“Beta padh lo board exam sir par hain.”
(Study your board exams are round the corner son.)
“Mummy main tension nahi karta, tenson se kuchh fayda nahi.”
(I don’t like to get stressed mother. It’s no good.)
“Beta poore din main ek bhi ghanta revision nahi kiya, kuchh to tension kar.”
(Not an hour of studies the entire day. You better get some stress.)
I think you must have understood written above is a conversation between a mother and her happy go lucky son, just before exams. The child thinks that taking stress would deteriorate his performance but the mother knows better. Usually when we mention the word stress, we picture a worried or panicked person in our mind. We assume it is bad for our health physical or mental. The surprising fact is that the mother in the above conversation is right; little stress is good for performance. Let’s see how:
Good stress is a feeling of responsibility and determination that enables us to remain alert. It helps us to rise to the challenges that we face in our day-to-day living. The power rush is often felt as excitement or enthusiasm. The extra energy it induces, is the effect of adrenaline rushing through your bloodstream. This type of stress is called Eustress. Eustress provides that sense of challenge and motivation that can lead to greater performances. It can improve your performance, enhancing your awareness and sense of purpose.

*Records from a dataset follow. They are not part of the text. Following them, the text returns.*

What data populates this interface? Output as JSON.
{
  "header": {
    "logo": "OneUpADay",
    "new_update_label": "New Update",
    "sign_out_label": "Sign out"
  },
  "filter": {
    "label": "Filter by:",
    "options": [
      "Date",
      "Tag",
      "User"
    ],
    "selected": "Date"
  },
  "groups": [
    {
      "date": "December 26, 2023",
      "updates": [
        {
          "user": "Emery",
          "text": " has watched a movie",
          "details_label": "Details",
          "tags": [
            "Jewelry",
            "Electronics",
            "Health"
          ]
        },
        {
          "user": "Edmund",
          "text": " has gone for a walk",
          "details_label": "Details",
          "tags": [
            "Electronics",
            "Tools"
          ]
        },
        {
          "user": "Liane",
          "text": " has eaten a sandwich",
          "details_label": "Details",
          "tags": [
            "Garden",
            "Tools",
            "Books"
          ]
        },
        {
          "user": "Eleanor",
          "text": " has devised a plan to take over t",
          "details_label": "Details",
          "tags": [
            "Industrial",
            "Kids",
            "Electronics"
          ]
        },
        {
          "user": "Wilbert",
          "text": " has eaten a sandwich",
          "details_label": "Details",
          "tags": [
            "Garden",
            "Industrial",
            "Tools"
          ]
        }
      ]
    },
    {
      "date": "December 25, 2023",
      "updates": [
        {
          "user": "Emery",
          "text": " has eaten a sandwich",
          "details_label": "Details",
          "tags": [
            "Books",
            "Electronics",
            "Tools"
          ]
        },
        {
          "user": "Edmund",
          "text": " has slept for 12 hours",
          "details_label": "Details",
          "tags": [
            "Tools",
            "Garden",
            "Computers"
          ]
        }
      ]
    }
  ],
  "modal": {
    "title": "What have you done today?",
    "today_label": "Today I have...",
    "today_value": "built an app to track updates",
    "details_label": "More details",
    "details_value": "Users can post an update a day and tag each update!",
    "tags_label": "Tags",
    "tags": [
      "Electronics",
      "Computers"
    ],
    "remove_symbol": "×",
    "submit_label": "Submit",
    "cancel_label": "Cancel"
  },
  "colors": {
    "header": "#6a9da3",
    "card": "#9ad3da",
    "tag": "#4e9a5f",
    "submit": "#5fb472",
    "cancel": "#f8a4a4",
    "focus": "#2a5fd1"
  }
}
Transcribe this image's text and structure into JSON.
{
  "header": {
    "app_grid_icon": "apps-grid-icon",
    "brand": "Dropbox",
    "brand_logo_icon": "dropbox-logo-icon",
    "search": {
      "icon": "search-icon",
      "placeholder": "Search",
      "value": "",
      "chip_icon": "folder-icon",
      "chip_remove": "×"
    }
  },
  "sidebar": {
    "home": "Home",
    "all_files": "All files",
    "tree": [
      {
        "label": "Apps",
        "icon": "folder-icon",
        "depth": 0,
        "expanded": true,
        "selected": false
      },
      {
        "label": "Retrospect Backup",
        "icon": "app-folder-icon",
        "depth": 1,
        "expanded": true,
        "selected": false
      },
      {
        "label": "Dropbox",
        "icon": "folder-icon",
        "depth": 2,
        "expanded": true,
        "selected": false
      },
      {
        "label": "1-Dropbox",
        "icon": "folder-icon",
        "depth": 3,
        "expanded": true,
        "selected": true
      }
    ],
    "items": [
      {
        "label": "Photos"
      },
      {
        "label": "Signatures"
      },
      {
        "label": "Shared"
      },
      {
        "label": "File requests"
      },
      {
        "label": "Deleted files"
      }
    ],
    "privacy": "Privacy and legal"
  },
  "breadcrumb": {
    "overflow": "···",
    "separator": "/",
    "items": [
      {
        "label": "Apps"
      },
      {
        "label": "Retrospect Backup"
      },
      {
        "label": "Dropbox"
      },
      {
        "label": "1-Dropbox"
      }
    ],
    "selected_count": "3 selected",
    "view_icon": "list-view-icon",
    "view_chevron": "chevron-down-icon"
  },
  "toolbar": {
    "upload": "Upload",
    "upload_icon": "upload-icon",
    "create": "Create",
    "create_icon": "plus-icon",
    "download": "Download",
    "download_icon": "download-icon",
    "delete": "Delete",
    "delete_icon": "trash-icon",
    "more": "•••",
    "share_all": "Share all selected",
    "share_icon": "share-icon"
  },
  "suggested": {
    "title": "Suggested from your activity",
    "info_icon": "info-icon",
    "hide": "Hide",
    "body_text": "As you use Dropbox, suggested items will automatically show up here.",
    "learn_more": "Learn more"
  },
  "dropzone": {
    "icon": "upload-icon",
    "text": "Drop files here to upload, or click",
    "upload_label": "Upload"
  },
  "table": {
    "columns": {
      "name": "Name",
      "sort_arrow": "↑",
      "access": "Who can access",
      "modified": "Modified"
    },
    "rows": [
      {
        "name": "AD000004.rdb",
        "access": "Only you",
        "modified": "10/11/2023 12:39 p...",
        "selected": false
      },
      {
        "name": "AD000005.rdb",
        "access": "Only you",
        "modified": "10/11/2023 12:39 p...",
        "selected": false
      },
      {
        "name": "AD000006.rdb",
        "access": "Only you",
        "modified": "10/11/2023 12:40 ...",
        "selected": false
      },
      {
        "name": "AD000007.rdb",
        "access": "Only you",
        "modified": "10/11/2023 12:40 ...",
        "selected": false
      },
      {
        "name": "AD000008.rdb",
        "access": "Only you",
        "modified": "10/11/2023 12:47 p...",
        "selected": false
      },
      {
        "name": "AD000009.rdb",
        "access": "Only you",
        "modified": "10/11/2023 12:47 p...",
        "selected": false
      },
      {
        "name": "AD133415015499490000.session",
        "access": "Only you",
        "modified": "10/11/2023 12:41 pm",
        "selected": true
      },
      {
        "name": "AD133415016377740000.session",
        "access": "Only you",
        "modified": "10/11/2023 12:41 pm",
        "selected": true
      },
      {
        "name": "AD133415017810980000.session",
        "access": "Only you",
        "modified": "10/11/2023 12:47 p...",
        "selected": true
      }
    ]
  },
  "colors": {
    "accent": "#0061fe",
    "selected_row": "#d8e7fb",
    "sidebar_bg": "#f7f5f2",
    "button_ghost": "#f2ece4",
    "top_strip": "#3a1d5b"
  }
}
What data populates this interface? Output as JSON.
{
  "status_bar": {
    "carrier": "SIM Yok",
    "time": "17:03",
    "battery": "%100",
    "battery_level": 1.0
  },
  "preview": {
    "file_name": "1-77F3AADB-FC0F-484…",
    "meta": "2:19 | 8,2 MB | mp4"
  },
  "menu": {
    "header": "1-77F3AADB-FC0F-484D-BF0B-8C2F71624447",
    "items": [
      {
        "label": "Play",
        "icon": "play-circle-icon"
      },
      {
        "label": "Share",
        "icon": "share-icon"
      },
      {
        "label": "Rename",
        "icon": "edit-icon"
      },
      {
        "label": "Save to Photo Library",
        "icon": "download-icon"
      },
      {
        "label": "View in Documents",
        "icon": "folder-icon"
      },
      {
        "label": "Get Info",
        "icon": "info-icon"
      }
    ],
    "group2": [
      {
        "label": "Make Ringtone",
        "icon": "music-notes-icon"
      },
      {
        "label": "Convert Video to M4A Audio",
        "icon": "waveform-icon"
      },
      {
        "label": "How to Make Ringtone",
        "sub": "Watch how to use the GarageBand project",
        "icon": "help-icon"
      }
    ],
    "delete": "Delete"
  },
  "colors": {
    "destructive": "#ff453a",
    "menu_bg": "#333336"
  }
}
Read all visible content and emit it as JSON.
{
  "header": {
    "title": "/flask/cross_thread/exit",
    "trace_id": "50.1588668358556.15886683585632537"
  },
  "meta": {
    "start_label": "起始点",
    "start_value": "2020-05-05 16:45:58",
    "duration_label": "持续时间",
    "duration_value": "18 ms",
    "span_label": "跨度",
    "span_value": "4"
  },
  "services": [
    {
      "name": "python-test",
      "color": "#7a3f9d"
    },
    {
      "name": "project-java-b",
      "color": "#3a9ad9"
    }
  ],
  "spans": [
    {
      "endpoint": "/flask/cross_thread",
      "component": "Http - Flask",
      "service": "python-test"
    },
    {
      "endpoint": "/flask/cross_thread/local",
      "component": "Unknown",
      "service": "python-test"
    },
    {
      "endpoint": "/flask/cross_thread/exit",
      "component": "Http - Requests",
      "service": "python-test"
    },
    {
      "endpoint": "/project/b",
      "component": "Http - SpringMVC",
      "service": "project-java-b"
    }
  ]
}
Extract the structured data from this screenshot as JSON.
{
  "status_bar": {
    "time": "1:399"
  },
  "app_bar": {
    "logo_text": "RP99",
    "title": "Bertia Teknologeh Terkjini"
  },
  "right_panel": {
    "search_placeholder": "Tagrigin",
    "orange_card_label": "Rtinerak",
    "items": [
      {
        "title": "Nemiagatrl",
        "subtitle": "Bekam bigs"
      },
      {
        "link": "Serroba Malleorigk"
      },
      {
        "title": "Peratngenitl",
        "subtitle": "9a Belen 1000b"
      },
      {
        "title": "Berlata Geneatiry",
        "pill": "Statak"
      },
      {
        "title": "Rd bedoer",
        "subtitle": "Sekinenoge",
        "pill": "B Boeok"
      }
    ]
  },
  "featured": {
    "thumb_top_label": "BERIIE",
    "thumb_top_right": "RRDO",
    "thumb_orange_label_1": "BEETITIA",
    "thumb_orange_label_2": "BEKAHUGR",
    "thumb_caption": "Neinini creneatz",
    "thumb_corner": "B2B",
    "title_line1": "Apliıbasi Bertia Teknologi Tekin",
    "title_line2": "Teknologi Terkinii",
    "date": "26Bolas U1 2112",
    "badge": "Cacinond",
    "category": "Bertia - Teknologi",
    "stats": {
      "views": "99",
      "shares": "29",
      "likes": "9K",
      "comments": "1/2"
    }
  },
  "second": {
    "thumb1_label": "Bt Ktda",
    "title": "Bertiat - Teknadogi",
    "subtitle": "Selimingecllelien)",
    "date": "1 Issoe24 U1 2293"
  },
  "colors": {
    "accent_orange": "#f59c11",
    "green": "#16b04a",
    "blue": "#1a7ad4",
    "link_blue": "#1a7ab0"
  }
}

A parent, teacher or a coach knows how hard to push his pupil to get the best out of him. If they experience the effects of positive stress they feel inspired and challenged. When somebody pushed them too hard they reach the fatigue level. When not pushed enough they are at a risk of remaining laid back. Both strategies prove wrong in first feel overworked and in second feel bored. Something that is described in the Yerkes-Dodson curve. (See the picture below)
Understanding the Yerkes-Dodson curve- According to this curve, as the level of stress increases, our performance increases. When we have the optimum stress we enter a state of best performance commonly known as ‘flow’. When we are experiencing ‘flow’ we are able to concentrate and focus on the task that we have to do and perform at your best.
After exceeding that optimal level of stress, we might feel inspired but it becomes strenuous and tiring. Beyond that range we feel burn out. Overwork, time pressures, performance anxiety or general over-stimulation are common reasons for fall in performance and should be managed. To escape this crippling bad stress we should follow some basic plans for our studies.
* Plan your revision
1. Practice questions you might expect in your exams with the help of previous exam papers.
2. Restructure and condense your notes. Try to write and memorise concepts. It is slow but stays with you better than crammed answers.
3. Plan answer outlines.
4. Seek help and guidance from tutors if you don’t understand something.
5. Set aside plenty of time for revision.
* Plan your leisure
To keep stress in the optimum range and not cross to fatigue and burn out, we need to use relaxation and distraction. Divide the day into three periods of two and a half hours each and revise for any two of them. When you are not revising, get well away from your desk.
1. Your brain needs energy and also rest. Eat little and often.
2. Keep yourself hydrated.
3. Plan a holiday per week.
4. Be cool and keep to a healthy lifestyle.
5. Exercise regularly! Find something you enjoy (swimming, jogging, walking or hiking etc.)
6. Practice Progressive relaxation, Yoga, breathing exercises to relax your mind and body.
7. Taking a bath and light walk after finishing studies and before sleeping gives you peaceful and deep sleep to recharge you for the next day.
* How to prevent panic on the night of the exam?
1. If you learn in advance how to relax; it gives you confidence. It gives you a belief that you are on the driving seat. If you panic, or your mind goes blank, you can regain control.
2. Try using humour to beat the negative thoughts (All iz well is a good idea). Watch a good movie, read a comic or magazine, or remember your favourite jokes. Do your best to be well prepared.
3. Avoid working the night just before the test, however anxious you feel. Take a walk, have a bath, talk to someone, go for a swim. Do something relaxing!
4. Eat something, even if you feel sick. Bread, crackers or cereals are good tummy settlers.
5. Try not to arrive at the exam hall too early, or too late. Seeing and interacting with other anxious people can raise your anxiety.
6. Make sure you know the venue and time of exam. Keep your things like hall ticket, stationary and your clothes organised.
Develop a positive mental attitude and practice for stress relief. Once you understand that an optimum amount of stress is good for your performance; you can use it to your advantage. If you train yourself to take stress as an opportunity to learn, challenge, or stretch yourself, then you are likely to feel less stress. With a positive attitude to stress follow these guidelines, they will build your resilience to face exams better.